Parliamentarians in New Zealand passed a historic ruling on Wednesday (March 18) decriminalising abortions – treating the practise as a matter of health rather than a criminal one.
Effectively cutting the procedure from the Crimes Act and liberalising access to abortion services simultaneously, the final vote on the bill passed 68 to 51.
The landmark legislation now heads to Governor-General Patsy Reddy for the royal assent before becoming law.
Under the new abortion law reform, people will now be able to access the service from a health practitioner in the first 20 weeks of pregnancy.
Persons will still be able to access abortions after 20 weeks, provided that the health practitioner proves the procedure is “clinically appropriate”, with regards to the patient’s physical and mental health and wellbeing.
That practitioner must then consult a second practitioner before proceeding.
Abortion currently sits in the Crimes Act; New Zealanders, however, still follow through with the practise by exploiting a loophole.

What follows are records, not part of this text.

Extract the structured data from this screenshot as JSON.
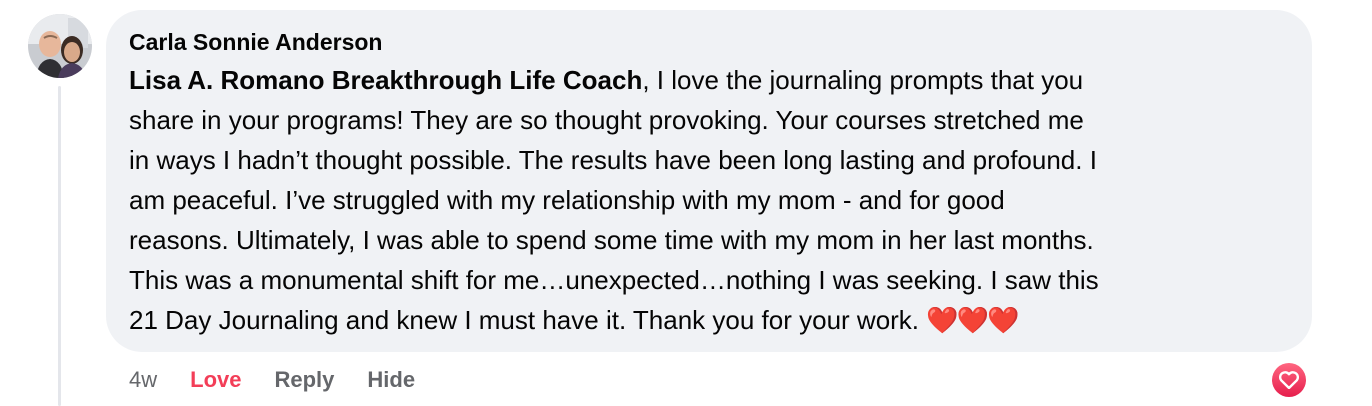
{
  "comment": {
    "author": "Carla Sonnie Anderson",
    "mention": "Lisa A. Romano Breakthrough Life Coach",
    "text_lines": [
      ", I love the journaling prompts that you",
      "share in your programs! They are so thought provoking. Your courses stretched me",
      "in ways I hadn’t thought possible. The results have been long lasting and profound. I",
      "am peaceful. I’ve struggled with my relationship with my mom - and for good",
      "reasons. Ultimately, I was able to spend some time with my mom in her last months.",
      "This was a monumental shift for me…unexpected…nothing I was seeking. I saw this",
      "21 Day Journaling and knew I must have it. Thank you for your work. "
    ],
    "emoji": "❤️❤️❤️"
  },
  "actions": {
    "timestamp": "4w",
    "love_label": "Love",
    "reply_label": "Reply",
    "hide_label": "Hide"
  },
  "reaction": {
    "icon": "heart-reaction-icon",
    "color": "#f33e58"
  },
  "colors": {
    "bubble": "#f0f2f5",
    "text": "#050505",
    "secondary": "#65676b",
    "love": "#f33e58"
  }
}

The bill, tabled by Justice Minister Andrew Little, said it “confirms the right of a woman to continue with her pregnancy or not”.